If you are looking to age a white wine, Riesling and Chardonnay, Chablis, White Bordeaux, Muscat, ice wines and some Semillons are generally recommended as the best for long term storage.

The suitability of wine for ageing depends on a number of factors beyond the variety. To choose a specific bottle, have a look at an online chart of wines which age well, or chat to a sales representative to see what is currently recommended and get some tips on how to store wine.

While the world’s oldest bottle of wine is over 1,600 years old, experts state that it is unlikely to have continued to improve over its many years. The ‘Speyer’ bottle is believed to contain wine made from grapes which were planted during the times of the Roman Empire. Nobody is game to open it and if they did, they would probably be better off using it as a salad dressing than a beverage!

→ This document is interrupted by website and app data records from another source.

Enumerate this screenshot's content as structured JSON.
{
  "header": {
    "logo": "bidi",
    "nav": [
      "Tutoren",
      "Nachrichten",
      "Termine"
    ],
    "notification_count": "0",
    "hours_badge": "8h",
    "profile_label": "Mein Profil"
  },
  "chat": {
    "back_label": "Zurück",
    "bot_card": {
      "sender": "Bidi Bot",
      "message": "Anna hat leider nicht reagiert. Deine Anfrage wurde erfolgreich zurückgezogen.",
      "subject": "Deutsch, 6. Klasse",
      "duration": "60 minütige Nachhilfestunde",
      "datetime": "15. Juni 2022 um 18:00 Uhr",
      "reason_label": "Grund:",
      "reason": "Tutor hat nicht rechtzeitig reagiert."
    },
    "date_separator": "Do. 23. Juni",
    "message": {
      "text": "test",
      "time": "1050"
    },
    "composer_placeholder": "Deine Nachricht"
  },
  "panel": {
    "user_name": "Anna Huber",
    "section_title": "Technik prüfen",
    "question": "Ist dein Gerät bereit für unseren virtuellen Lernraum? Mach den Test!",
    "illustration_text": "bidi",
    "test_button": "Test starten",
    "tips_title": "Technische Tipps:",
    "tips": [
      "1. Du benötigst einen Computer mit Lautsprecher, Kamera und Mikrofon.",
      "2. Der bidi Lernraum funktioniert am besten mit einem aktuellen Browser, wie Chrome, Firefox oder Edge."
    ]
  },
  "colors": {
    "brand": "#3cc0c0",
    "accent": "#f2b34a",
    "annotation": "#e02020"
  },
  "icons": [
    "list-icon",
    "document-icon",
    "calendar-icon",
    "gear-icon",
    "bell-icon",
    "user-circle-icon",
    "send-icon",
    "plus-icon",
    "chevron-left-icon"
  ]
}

How to tell if wine is off

It is generally easy to tell if wine has gone bad during the production or storage process. Firstly, you may notice the bottle is leaking. This will be due to the contents of the bottle expanding because of too-warm conditions.

As you open a bottle, a crumbling cork is a giveaway that your bottle of wine is ‘past it’.

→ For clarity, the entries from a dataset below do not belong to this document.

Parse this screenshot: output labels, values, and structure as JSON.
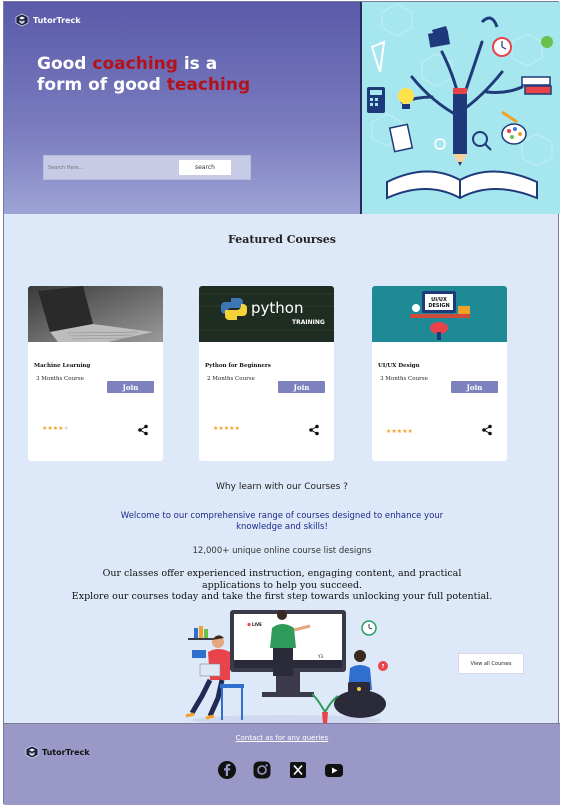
{
  "brand": {
    "name": "TutorTreck"
  },
  "hero": {
    "headline_parts": [
      "Good ",
      "coaching",
      " is a",
      "form of  good ",
      "teaching"
    ],
    "search": {
      "placeholder": "Search Here...",
      "button_label": "search"
    }
  },
  "featured": {
    "title": "Featured Courses",
    "courses": [
      {
        "title": "Machine Learning",
        "duration": "3 Months Course",
        "join_label": "Join",
        "rating": 4
      },
      {
        "title": "Python for Beginners",
        "duration": "2 Months Course",
        "join_label": "Join",
        "rating": 5,
        "image_text": [
          "python",
          "TRAINING"
        ]
      },
      {
        "title": "UI/UX Design",
        "duration": "3 Months Course",
        "join_label": "Join",
        "rating": 5,
        "image_text": [
          "UI/UX",
          "DESIGN"
        ]
      }
    ]
  },
  "why": {
    "title": "Why learn with our Courses ?",
    "intro": "Welcome to our comprehensive range of courses designed to enhance your knowledge and skills!",
    "stat": "12,000+ unique online course list designs",
    "body": [
      "Our classes offer experienced instruction, engaging content, and practical",
      "applications to help you succeed.",
      "Explore our courses today and take the first step towards unlocking your full potential."
    ],
    "view_all_label": "View all Courses",
    "illustration_text": {
      "screen_tag": "LIVE",
      "counter": "Y3"
    }
  },
  "footer": {
    "contact_label": "Contact as for any queries",
    "social": [
      "facebook-icon",
      "instagram-icon",
      "x-icon",
      "youtube-icon"
    ]
  },
  "colors": {
    "accent": "#b3121b",
    "join": "#7d82be",
    "hero_bg": "#5a5aa9",
    "footer_bg": "#9a98c6",
    "intro_text": "#1d2a8a"
  }
}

When you pour, cloudy or particle filled wine will indicate a problem, as will a presence of fizz or bubbles. A smell of wet dog, rotten egg, vinegar or other chemicals is also an indicator of something going wrong with your vino.

And finally— the taste test! Wine is made to be delicious and while we all prefer some varietals to others, a no-good wine will likely be instantly recognised by even an inexperienced palate.

Sadly, bad wine can happen without warning, which is why many establishments offer the first sip as a taste. Don’t be afraid to do this and to send a bottle back if it is not up to scratch.

Generally speaking, most wines are created to be enjoyed straight away or within a three to five year period. However, it is always a pleasure to have a couple of special bottles stored away for the long term, with a birthday or celebratory date in mind for opening them. Make sure you take care of these bottles and learn how to store wine so they are worth the wait.

If your wine has not been stored correctly and has lost its drinkability, or you've run out of bottles at home, visit MaZi at Lantern Club. We have an extensive list of quality wines from Australia, New Zealand, Greece, Italy and France to be enjoyed during your next night out, by the bottle or glass.

Members can also purchase wine online direct from Lantern Club, paying with cash or Membership Reward Points.

Lantern Club is the perfect Canterbury venue for celebrating at Christmas time